The cups and the coffee grounds are washed and granulated, and then extruded with Braskem’s Bio-PE to create the bins – which have a delicate coffee aroma, due to the presence of the coffee grounds. The initiative has been adopted in a store in São Paulo, and there are plans to extend it further.
The partnership is one of Braskem’s Wecycle initiatives, in which the company tries to promote business solutions through plastic recycling. Interestingly, this particular project focuses on cup collection, because it is this factor – not technology, not compostability, and not even Hugh Fearnley-Whittingstall – that will prove most important.
US-based firm MicroGreen’s InCycle coffee cups – made from recycled PET water bottles – were used by customers including Alaska Airlines and Virgin America starting in 2013. The company raised an estimated $80m in equity funding and won a number of industry awards.
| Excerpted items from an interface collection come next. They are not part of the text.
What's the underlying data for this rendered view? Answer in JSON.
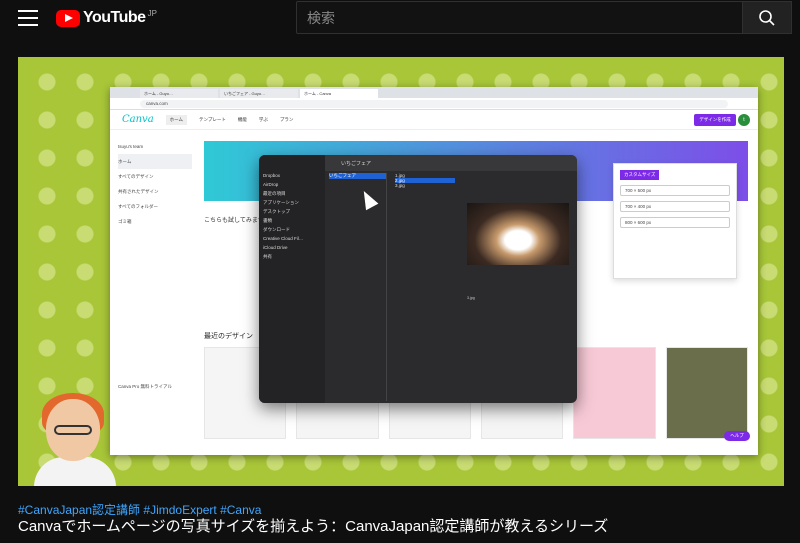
{
  "header": {
    "logo_text": "YouTube",
    "logo_region": "JP",
    "search_placeholder": "検索"
  },
  "video": {
    "tags": "#CanvaJapan認定講師 #JimdoExpert #Canva",
    "title": "Canvaでホームページの写真サイズを揃えよう：CanvaJapan認定講師が教えるシリーズ"
  },
  "screen": {
    "tabs": [
      "ホーム - Guyo…",
      "いちごフェア - Guyo…",
      "ホーム - Canva"
    ],
    "address": "canva.com",
    "canva_logo": "Canva",
    "nav": [
      "ホーム",
      "テンプレート",
      "機能",
      "学ぶ",
      "プラン"
    ],
    "create_button": "デザインを作成",
    "avatar_letter": "t",
    "team_name": "tsuyu's team",
    "sidebar": [
      "ホーム",
      "すべてのデザイン",
      "共有されたデザイン",
      "すべてのフォルダー",
      "ゴミ箱"
    ],
    "section_try": "こちらも試してみませんか？",
    "section_recent": "最近のデザイン",
    "finder_title": "いちごフェア",
    "finder_sidebar": [
      "Dropbox",
      "AirDrop",
      "最近の項目",
      "アプリケーション",
      "デスクトップ",
      "書類",
      "ダウンロード",
      "Creative Cloud Fil…",
      "iCloud Drive",
      "共有"
    ],
    "finder_files": [
      "1.jpg",
      "2.jpg",
      "3.jpg"
    ],
    "size_panel_button": "カスタムサイズ",
    "size_presets": [
      "700 × 500 px",
      "700 × 400 px",
      "800 × 600 px"
    ],
    "help_button": "ヘルプ",
    "pro_trial": "Canva Pro 無料トライアル"
  }
}
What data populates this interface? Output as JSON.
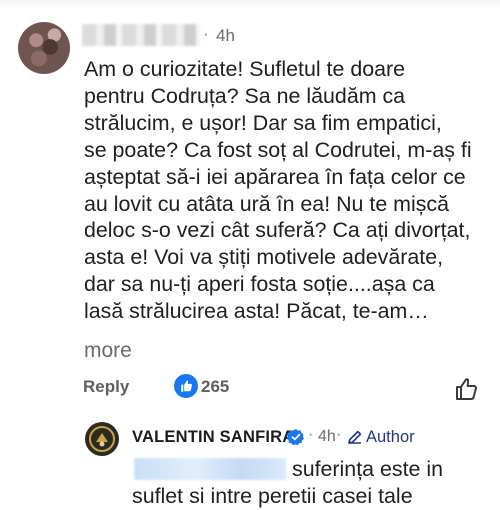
{
  "comment": {
    "time": "4h",
    "separator": "·",
    "lines": [
      "Am o curiozitate! Sufletul te doare",
      "pentru Codruța? Sa ne lăudăm ca",
      "strălucim,  e ușor! Dar sa fim empatici,",
      "se poate? Ca fost soț al Codrutei, m-aș fi",
      "așteptat să-i iei apărarea în fața celor ce",
      "au lovit cu atâta ură în ea! Nu te mișcă",
      "deloc s-o vezi cât suferă? Ca ați divorțat,",
      "asta e! Voi va știți motivele adevărate,",
      "dar sa nu-ți aperi fosta soție....așa  ca",
      "lasă strălucirea asta! Păcat, te-am…"
    ],
    "more_label": "more",
    "reply_label": "Reply",
    "like_count": "265"
  },
  "reply": {
    "author_name": "VALENTIN SANFIRA",
    "time": "4h",
    "separator": "·",
    "author_badge": "Author",
    "lines": [
      "suferința este in",
      "suflet si intre peretii casei tale"
    ]
  },
  "icons": {
    "like_reaction": "thumbs-up-icon",
    "like_button": "thumbs-up-outline-icon",
    "verified": "verified-check-icon",
    "author": "pencil-icon"
  },
  "colors": {
    "facebook_blue": "#1877f2",
    "author_tag": "#1f3a8a",
    "secondary_text": "#6b6b6b"
  }
}
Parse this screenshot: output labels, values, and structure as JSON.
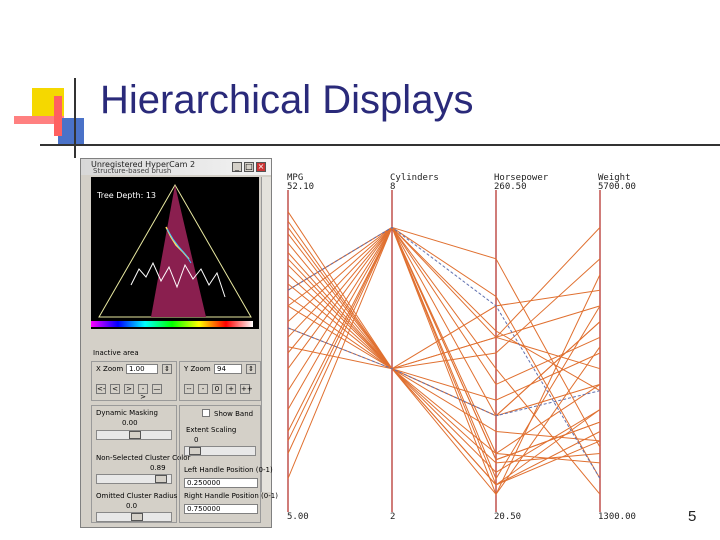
{
  "slide": {
    "title": "Hierarchical Displays",
    "number": "5",
    "accent_colors": [
      "#f5d800",
      "#ff6060",
      "#4a72c8",
      "#2a2a7a"
    ]
  },
  "window": {
    "title": "Unregistered HyperCam 2",
    "subtitle": "Structure-based brush",
    "buttons": [
      "_",
      "□",
      "×"
    ],
    "tree_depth_label": "Tree Depth: 13",
    "inactive_area_label": "Inactive area",
    "x_zoom_label": "X Zoom",
    "x_zoom_value": "1.00",
    "y_zoom_label": "Y Zoom",
    "y_zoom_value": "94",
    "left_nav_buttons": [
      "<-",
      "<",
      ">",
      "->",
      "—"
    ],
    "right_nav_buttons": [
      "--",
      "-",
      "0",
      "+",
      "++"
    ],
    "dynamic_masking_label": "Dynamic Masking",
    "dynamic_masking_value": "0.00",
    "show_band_label": "Show Band",
    "extent_scaling_label": "Extent Scaling",
    "extent_scaling_value": "0",
    "nonselected_label": "Non-Selected Cluster Color",
    "nonselected_value": "0.89",
    "omitted_radius_label": "Omitted Cluster Radius",
    "omitted_radius_value": "0.0",
    "left_handle_label": "Left Handle Position (0-1)",
    "left_handle_value": "0.250000",
    "right_handle_label": "Right Handle Position (0-1)",
    "right_handle_value": "0.750000"
  },
  "chart_data": {
    "type": "parallel-coordinates",
    "axes": [
      {
        "name": "MPG",
        "max": "52.10",
        "min": "5.00"
      },
      {
        "name": "Cylinders",
        "max": "8",
        "min": "2"
      },
      {
        "name": "Horsepower",
        "max": "260.50",
        "min": "20.50"
      },
      {
        "name": "Weight",
        "max": "5700.00",
        "min": "1300.00"
      }
    ],
    "line_color": "#e07030",
    "axis_color": "#c0504d",
    "lines": [
      [
        0.3,
        0.1,
        0.55,
        0.95
      ],
      [
        0.3,
        0.1,
        0.43,
        0.62
      ],
      [
        0.35,
        0.1,
        0.32,
        0.9
      ],
      [
        0.4,
        0.1,
        0.2,
        0.8
      ],
      [
        0.45,
        0.1,
        0.7,
        0.6
      ],
      [
        0.55,
        0.1,
        0.82,
        0.85
      ],
      [
        0.62,
        0.1,
        0.6,
        0.45
      ],
      [
        0.68,
        0.1,
        0.45,
        0.55
      ],
      [
        0.75,
        0.1,
        0.84,
        0.72
      ],
      [
        0.78,
        0.1,
        0.84,
        0.72
      ],
      [
        0.82,
        0.1,
        0.9,
        0.35
      ],
      [
        0.9,
        0.1,
        0.95,
        0.25
      ],
      [
        0.5,
        0.1,
        0.92,
        0.68
      ],
      [
        0.25,
        0.55,
        0.85,
        0.82
      ],
      [
        0.22,
        0.55,
        0.75,
        0.78
      ],
      [
        0.2,
        0.55,
        0.82,
        0.6
      ],
      [
        0.18,
        0.55,
        0.65,
        0.5
      ],
      [
        0.15,
        0.55,
        0.7,
        0.4
      ],
      [
        0.12,
        0.55,
        0.45,
        0.35
      ],
      [
        0.1,
        0.55,
        0.35,
        0.3
      ],
      [
        0.08,
        0.55,
        0.5,
        0.2
      ],
      [
        0.05,
        0.55,
        0.45,
        0.1
      ],
      [
        0.28,
        0.55,
        0.92,
        0.75
      ],
      [
        0.32,
        0.55,
        0.95,
        0.48
      ],
      [
        0.35,
        0.55,
        0.7,
        0.4
      ],
      [
        0.42,
        0.55,
        0.88,
        0.68
      ],
      [
        0.48,
        0.55,
        0.92,
        0.78
      ]
    ],
    "highlight_lines": [
      [
        0.3,
        0.1,
        0.35,
        0.9
      ],
      [
        0.42,
        0.55,
        0.7,
        0.62
      ]
    ]
  }
}
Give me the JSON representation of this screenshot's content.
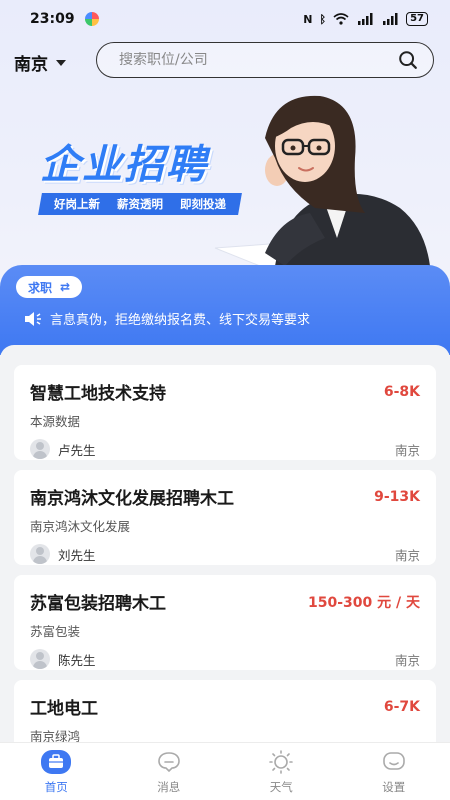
{
  "status_bar": {
    "time": "23:09",
    "indicators": [
      "nfc-icon",
      "bluetooth-icon",
      "wifi-icon",
      "signal-4g-icon",
      "signal-4g-icon"
    ],
    "battery": "57"
  },
  "header": {
    "city": "南京",
    "search_placeholder": "搜索职位/公司"
  },
  "hero": {
    "title": "企业招聘",
    "taglines": [
      "好岗上新",
      "薪资透明",
      "即刻投递"
    ]
  },
  "notice": {
    "mode_label": "求职",
    "text": "言息真伪，拒绝缴纳报名费、线下交易等要求"
  },
  "jobs": [
    {
      "title": "智慧工地技术支持",
      "salary": "6-8K",
      "company": "本源数据",
      "recruiter": "卢先生",
      "city": "南京"
    },
    {
      "title": "南京鸿沐文化发展招聘木工",
      "salary": "9-13K",
      "company": "南京鸿沐文化发展",
      "recruiter": "刘先生",
      "city": "南京"
    },
    {
      "title": "苏富包装招聘木工",
      "salary": "150-300 元 / 天",
      "company": "苏富包装",
      "recruiter": "陈先生",
      "city": "南京"
    },
    {
      "title": "工地电工",
      "salary": "6-7K",
      "company": "南京绿鸿",
      "recruiter": "",
      "city": ""
    }
  ],
  "tabs": [
    {
      "label": "首页",
      "icon": "briefcase-icon",
      "active": true
    },
    {
      "label": "消息",
      "icon": "chat-bubble-icon",
      "active": false
    },
    {
      "label": "天气",
      "icon": "sun-icon",
      "active": false
    },
    {
      "label": "设置",
      "icon": "settings-face-icon",
      "active": false
    }
  ],
  "colors": {
    "accent": "#3e78f2",
    "salary": "#e0483e",
    "hero_title": "#2f7df6"
  }
}
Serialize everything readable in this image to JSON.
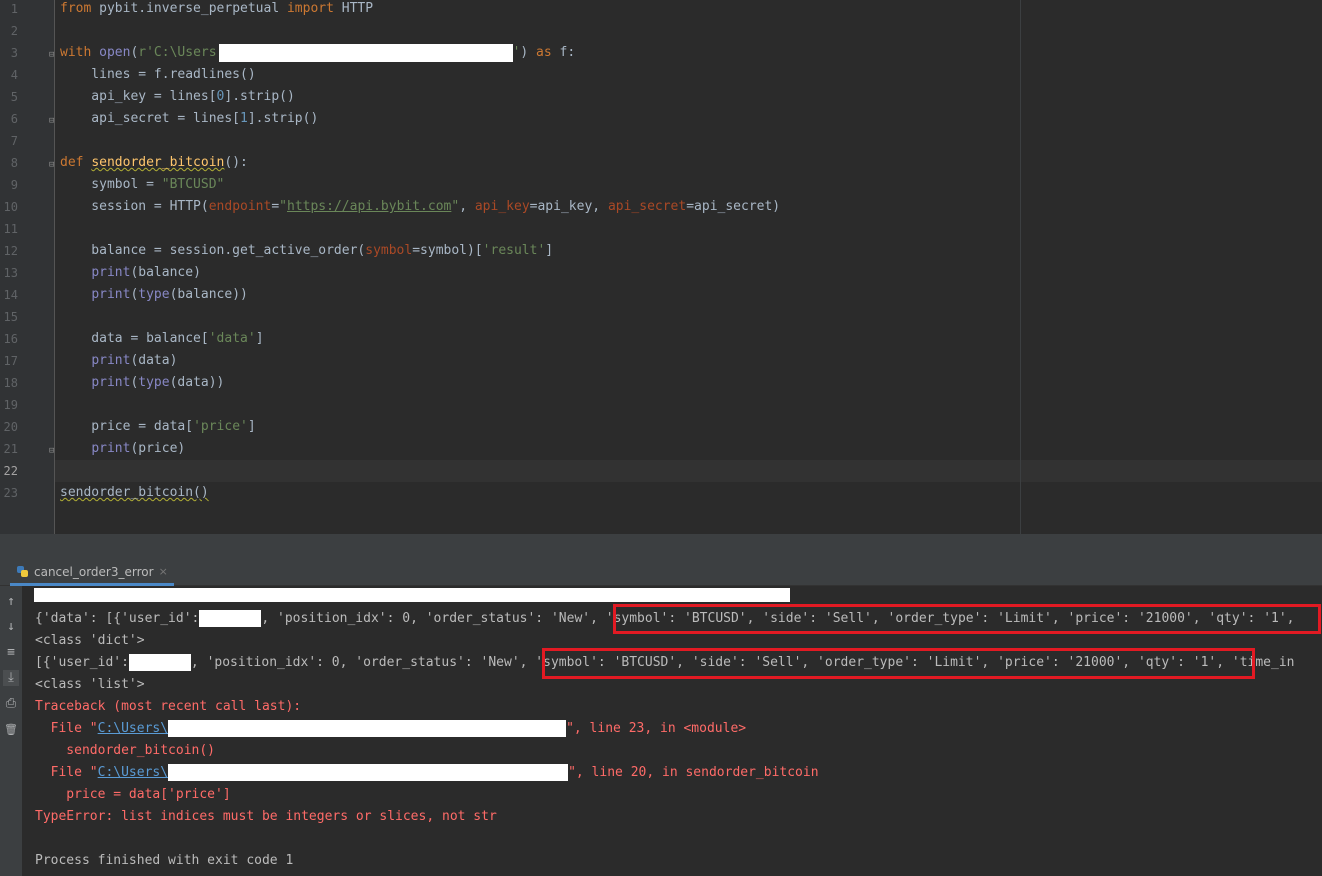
{
  "editor": {
    "line_numbers": [
      "1",
      "2",
      "3",
      "4",
      "5",
      "6",
      "7",
      "8",
      "9",
      "10",
      "11",
      "12",
      "13",
      "14",
      "15",
      "16",
      "17",
      "18",
      "19",
      "20",
      "21",
      "22",
      "23"
    ],
    "l1": {
      "from": "from",
      "module": " pybit.inverse_perpetual ",
      "import": "import",
      "name": " HTTP"
    },
    "l3": {
      "with": "with",
      "open": "open",
      "paren": "(",
      "str": "r'C:\\Users",
      "str_end": "'",
      ") as": ") ",
      "as": "as",
      "f": " f:"
    },
    "l4": "    lines = f.readlines()",
    "l5": {
      "a": "    api_key = lines[",
      "n": "0",
      "b": "].strip()"
    },
    "l6": {
      "a": "    api_secret = lines[",
      "n": "1",
      "b": "].strip()"
    },
    "l8": {
      "def": "def",
      "name": "sendorder_bitcoin",
      "rest": "():"
    },
    "l9": {
      "a": "    symbol = ",
      "s": "\"BTCUSD\""
    },
    "l10": {
      "a": "    session = HTTP(",
      "p1": "endpoint",
      "eq1": "=",
      "s1q": "\"",
      "s1": "https://api.bybit.com",
      "s1e": "\"",
      "c1": ", ",
      "p2": "api_key",
      "v2": "=api_key, ",
      "p3": "api_secret",
      "v3": "=api_secret)"
    },
    "l12": {
      "a": "    balance = session.get_active_order(",
      "p": "symbol",
      "b": "=symbol)[",
      "s": "'result'",
      "c": "]"
    },
    "l13": {
      "print": "print",
      "rest": "(balance)"
    },
    "l14": {
      "print": "print",
      "paren": "(",
      "type": "type",
      "rest": "(balance))"
    },
    "l16": {
      "a": "    data = balance[",
      "s": "'data'",
      "c": "]"
    },
    "l17": {
      "print": "print",
      "rest": "(data)"
    },
    "l18": {
      "print": "print",
      "paren": "(",
      "type": "type",
      "rest": "(data))"
    },
    "l20": {
      "a": "    price = data[",
      "s": "'price'",
      "c": "]"
    },
    "l21": {
      "print": "print",
      "rest": "(price)"
    },
    "l23": "sendorder_bitcoin()"
  },
  "run_panel": {
    "tab_label": "cancel_order3_error",
    "tab_close": "×"
  },
  "toolbar": {
    "up_icon": "↑",
    "down_icon": "↓",
    "wrap_icon": "≡",
    "scroll_icon": "⤓",
    "print_icon": "⎙",
    "trash_icon": "🗑"
  },
  "console": {
    "line1": {
      "a": "{'data': [{'user_id':",
      "b": ", 'position_idx': 0, 'order_status': 'New', ",
      "c": "'symbol': 'BTCUSD', 'side': 'Sell', 'order_type': 'Limit', 'price': '21000', 'qty': '1',"
    },
    "line2": "<class 'dict'>",
    "line3": {
      "a": "[{'user_id':",
      "b": ", 'position_idx': 0, 'order_status': 'New', ",
      "c": "'symbol': 'BTCUSD', 'side': 'Sell', 'order_type': 'Limit', 'price': '21000', 'qty': '1',",
      "d": " 'time_in"
    },
    "line4": "<class 'list'>",
    "traceback": "Traceback (most recent call last):",
    "file1": {
      "a": "  File \"",
      "link": "C:\\Users\\",
      "b": "\", line 23, in <module>"
    },
    "call1": "    sendorder_bitcoin()",
    "file2": {
      "a": "  File \"",
      "link": "C:\\Users\\",
      "b": "\", line 20, in sendorder_bitcoin"
    },
    "call2": "    price = data['price']",
    "error": "TypeError: list indices must be integers or slices, not str",
    "exit": "Process finished with exit code 1"
  },
  "colors": {
    "highlight_box": "#e21a23",
    "keyword": "#cc7832",
    "string": "#6a8759",
    "error": "#ff6b68"
  }
}
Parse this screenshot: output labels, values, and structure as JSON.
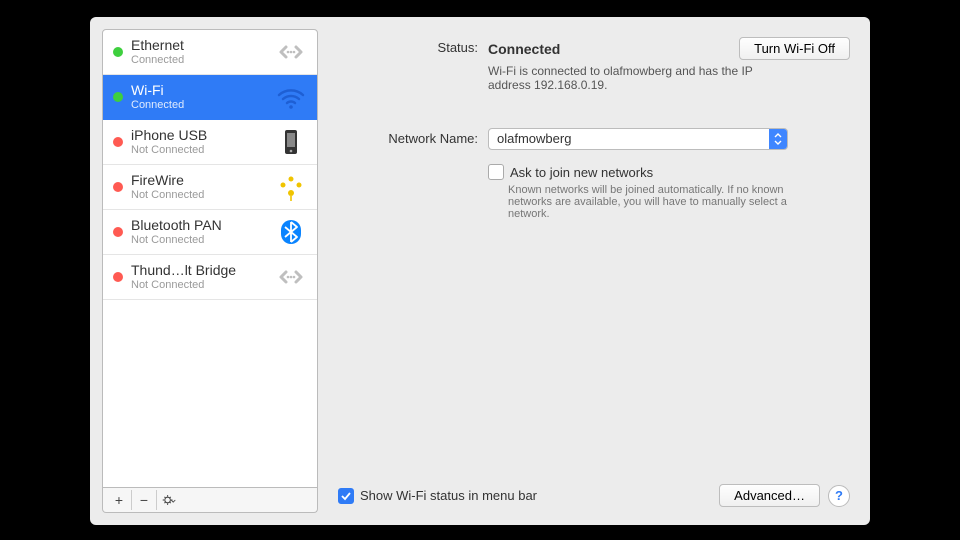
{
  "sidebar": {
    "items": [
      {
        "title": "Ethernet",
        "sub": "Connected",
        "statusColor": "green",
        "iconType": "arrows"
      },
      {
        "title": "Wi-Fi",
        "sub": "Connected",
        "statusColor": "green",
        "iconType": "wifi"
      },
      {
        "title": "iPhone USB",
        "sub": "Not Connected",
        "statusColor": "red",
        "iconType": "phone"
      },
      {
        "title": "FireWire",
        "sub": "Not Connected",
        "statusColor": "red",
        "iconType": "firewire"
      },
      {
        "title": "Bluetooth PAN",
        "sub": "Not Connected",
        "statusColor": "red",
        "iconType": "bluetooth"
      },
      {
        "title": "Thund…lt Bridge",
        "sub": "Not Connected",
        "statusColor": "red",
        "iconType": "arrows"
      }
    ],
    "selectedIndex": 1,
    "footer": {
      "add": "+",
      "remove": "−"
    }
  },
  "detail": {
    "status_label": "Status:",
    "status_value": "Connected",
    "turn_off_label": "Turn Wi-Fi Off",
    "status_desc": "Wi-Fi is connected to olafmowberg and has the IP address 192.168.0.19.",
    "network_name_label": "Network Name:",
    "network_name_value": "olafmowberg",
    "ask_join_label": "Ask to join new networks",
    "ask_join_checked": false,
    "ask_join_help": "Known networks will be joined automatically. If no known networks are available, you will have to manually select a network.",
    "show_menubar_label": "Show Wi-Fi status in menu bar",
    "show_menubar_checked": true,
    "advanced_label": "Advanced…",
    "help_label": "?"
  }
}
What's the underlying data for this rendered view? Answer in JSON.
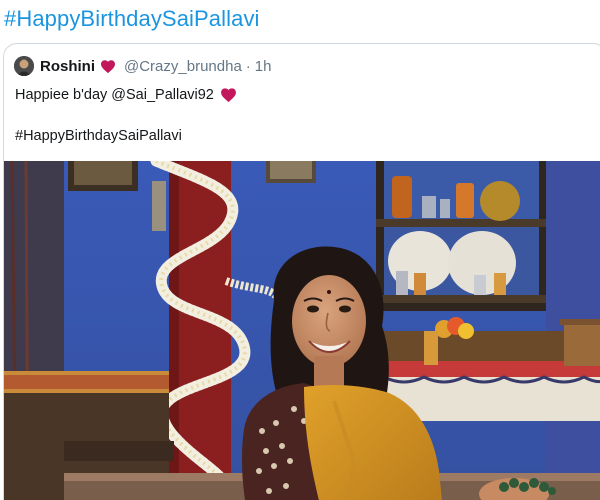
{
  "hashtag_title": "#HappyBirthdaySaiPallavi",
  "quoted_tweet": {
    "display_name": "Roshini",
    "handle": "@Crazy_brundha",
    "separator": "·",
    "timestamp": "1h",
    "text_line1": "Happiee b'day @Sai_Pallavi92",
    "text_line2": "#HappyBirthdaySaiPallavi",
    "heart_color": "#c2185b",
    "icons": [
      "avatar",
      "heart-icon",
      "heart-icon"
    ]
  },
  "colors": {
    "hashtag_blue": "#1b95e0",
    "card_border": "#cfd9de",
    "wall_blue": "#3b5bb5",
    "pillar_red": "#8b1e1e"
  }
}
In early 2014, for instance, it received $10m from two Native American tribes – allowing it to raise production to 2m cups per day.
However, while it was winning new customers, it was not turning enough profit and failing to make interest payments to its backers. One year later, its largest backer – The Confederated Tribes of the Grand Ronde – called in an $8m secured loan, which could not be repaid. MicroGreen closed in April 2015, with the loss of around 100 jobs.
Not all coffee cups are made from plastic-coated cardboard. There is also expandable polystyrene (EPS) foam, which has environmental issues of its own: because it has already been ‘foamed’, it is difficult to recycle.
Exact statistics are hard to find – and almost impossible to verify – but the US Environmental Protection Agency estimates that more than 25bn EPS cups are thrown away in the US every year. By contrast, the number of discarded cups is thought to be twice this amount, at 58bn/year.
In July 2015, New York City imposed a ban on the material. It wasn’t just cups that were affected, as EPS is used for many other things including the ubiquitous take-out boxes that keep food warm.
That, coupled with the difficulty of recycling the material because it has already been foamed and is hard to re-use, meant that its time was marked.
One all-plastic alternative to EPS is the Versalite cup from Berry Plastics. Versalite is made from polypropylene (PP), a commonly recycled plastic. A number of outlets have begun to switch away from EPS and start using Versalite, says the company.
At the company’s results presentation in July 2015, which coincided with the New York City ban on EPS, Berry’s CEO Jon Rich said: ‘Dunkin’ Donuts is now using Versalite cups in more than 500 New York City locations, and expanding its use to other cities and regions. Versalite cups were commercially introduced to new customers such as Cumberland Farms, Sheetz, and several other large chains.’